body {
  background-image: url("...");
}
h1 {
  color: white;
  text-align: center;
}
p {
  color: white;
  text-align: right;
}

Awesome! We're making great progress! Now, let's see how to italicize text. From the previous HTML lesson, you know that you can italicize text from within the HTML, itself, by using the <i> element. However, if you wish to do this from the CSS styling, then you can utilize the font-style: italic attribute, which will produce the same effect. If we update our CSS to apply italics to the <h1> text, we now have the following:

body {
  background-image: url("...");
}
h1 {
  color: white;
  text-align: center;
  font-style: italic;
}
p {
  color: white;
  text-align: right;
}
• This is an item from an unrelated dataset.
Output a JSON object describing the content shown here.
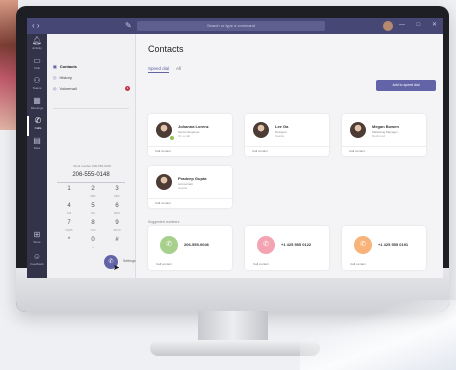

Now all we have left on our list is changing the size of the text. Luckily, this is also easy! All that is required is the font-size: attribute. However, with this attribute we have a number of options. The first option is to provide an absolute pixel size that we want the text to match, such as 12px. Alternatively, we could specify that we want the font to be of a predefined size, like small, medium, or large. We could even specify that we want the font to be a percentage of it's normal size, such as 50% (for half size) or 200% (for double size)! For now, let's stick with an absolute pixel size, which would give us the following:

body {
  background-image: url("...");
}
h1 {
  color: white;
  text-align: center;
  font-style: italic;
}
p {
  color: white;
  text-align: right;
  font-size: 12px;
}

Great job! Let's review what we've covered today:

That's it for today! Make sure you try each of the exercises in this lesson and explore a bit for yourself online in order to solidify your understanding of CSS. Make sure to stay tuned for additional lessons!